## Task requirements
What you return must match the material exactly, with every line present.

## Record excerpts
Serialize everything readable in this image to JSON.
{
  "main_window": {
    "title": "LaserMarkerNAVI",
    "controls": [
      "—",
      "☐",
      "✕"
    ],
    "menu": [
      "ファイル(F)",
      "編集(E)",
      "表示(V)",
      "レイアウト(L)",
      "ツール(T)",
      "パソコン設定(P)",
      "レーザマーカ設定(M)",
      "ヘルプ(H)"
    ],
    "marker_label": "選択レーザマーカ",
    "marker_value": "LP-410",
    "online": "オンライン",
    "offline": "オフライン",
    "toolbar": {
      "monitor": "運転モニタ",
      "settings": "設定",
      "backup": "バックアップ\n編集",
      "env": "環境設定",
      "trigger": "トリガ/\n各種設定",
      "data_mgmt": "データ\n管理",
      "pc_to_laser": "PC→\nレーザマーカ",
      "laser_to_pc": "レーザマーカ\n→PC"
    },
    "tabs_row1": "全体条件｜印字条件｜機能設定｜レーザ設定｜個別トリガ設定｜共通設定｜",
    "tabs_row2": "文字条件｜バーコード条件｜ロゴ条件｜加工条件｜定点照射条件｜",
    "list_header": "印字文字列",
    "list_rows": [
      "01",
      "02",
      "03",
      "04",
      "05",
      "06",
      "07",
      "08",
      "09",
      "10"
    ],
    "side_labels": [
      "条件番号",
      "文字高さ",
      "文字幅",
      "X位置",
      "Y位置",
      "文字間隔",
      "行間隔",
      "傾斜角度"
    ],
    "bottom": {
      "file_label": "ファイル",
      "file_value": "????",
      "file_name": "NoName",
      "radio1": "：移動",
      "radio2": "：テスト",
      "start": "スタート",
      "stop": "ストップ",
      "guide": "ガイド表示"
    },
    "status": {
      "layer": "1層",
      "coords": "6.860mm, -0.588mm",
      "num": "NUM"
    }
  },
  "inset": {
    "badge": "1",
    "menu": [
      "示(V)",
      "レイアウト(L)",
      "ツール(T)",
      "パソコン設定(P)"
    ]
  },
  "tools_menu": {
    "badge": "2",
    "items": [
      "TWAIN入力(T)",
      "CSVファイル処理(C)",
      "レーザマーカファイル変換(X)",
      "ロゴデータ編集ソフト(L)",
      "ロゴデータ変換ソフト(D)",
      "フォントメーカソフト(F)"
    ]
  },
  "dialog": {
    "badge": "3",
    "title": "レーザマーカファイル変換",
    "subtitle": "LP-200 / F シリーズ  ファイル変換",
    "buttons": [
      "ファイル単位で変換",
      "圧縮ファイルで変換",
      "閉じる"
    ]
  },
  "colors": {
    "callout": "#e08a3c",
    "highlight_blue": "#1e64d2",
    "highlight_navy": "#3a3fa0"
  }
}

## Solution to this task
Serialize everything readable in this image to JSON.
{
  "main_window": {
    "title": "LaserMarkerNAVI",
    "controls": [
      "—",
      "☐",
      "✕"
    ],
    "menu": [
      "ファイル(F)",
      "編集(E)",
      "表示(V)",
      "レイアウト(L)",
      "ツール(T)",
      "パソコン設定(P)",
      "レーザマーカ設定(M)",
      "ヘルプ(H)"
    ],
    "marker_label": "選択レーザマーカ",
    "marker_value": "LP-410",
    "online": "オンライン",
    "offline": "オフライン",
    "toolbar": {
      "monitor": "運転モニタ",
      "settings": "設定",
      "backup": "バックアップ\n編集",
      "env": "環境設定",
      "trigger": "トリガ/\n各種設定",
      "data_mgmt": "データ\n管理",
      "pc_to_laser": "PC→\nレーザマーカ",
      "laser_to_pc": "レーザマーカ\n→PC"
    },
    "tabs_row1": "全体条件｜印字条件｜機能設定｜レーザ設定｜個別トリガ設定｜共通設定｜",
    "tabs_row2": "文字条件｜バーコード条件｜ロゴ条件｜加工条件｜定点照射条件｜",
    "list_header": "印字文字列",
    "list_rows": [
      "01",
      "02",
      "03",
      "04",
      "05",
      "06",
      "07",
      "08",
      "09",
      "10"
    ],
    "side_labels": [
      "条件番号",
      "文字高さ",
      "文字幅",
      "X位置",
      "Y位置",
      "文字間隔",
      "行間隔",
      "傾斜角度"
    ],
    "bottom": {
      "file_label": "ファイル",
      "file_value": "????",
      "file_name": "NoName",
      "radio1": "：移動",
      "radio2": "：テスト",
      "start": "スタート",
      "stop": "ストップ",
      "guide": "ガイド表示"
    },
    "status": {
      "layer": "1層",
      "coords": "6.860mm, -0.588mm",
      "num": "NUM"
    }
  },
  "inset": {
    "badge": "1",
    "menu": [
      "示(V)",
      "レイアウト(L)",
      "ツール(T)",
      "パソコン設定(P)"
    ]
  },
  "tools_menu": {
    "badge": "2",
    "items": [
      "TWAIN入力(T)",
      "CSVファイル処理(C)",
      "レーザマーカファイル変換(X)",
      "ロゴデータ編集ソフト(L)",
      "ロゴデータ変換ソフト(D)",
      "フォントメーカソフト(F)"
    ]
  },
  "dialog": {
    "badge": "3",
    "title": "レーザマーカファイル変換",
    "subtitle": "LP-200 / F シリーズ  ファイル変換",
    "buttons": [
      "ファイル単位で変換",
      "圧縮ファイルで変換",
      "閉じる"
    ]
  },
  "colors": {
    "callout": "#e08a3c",
    "highlight_blue": "#1e64d2",
    "highlight_navy": "#3a3fa0"
  }
}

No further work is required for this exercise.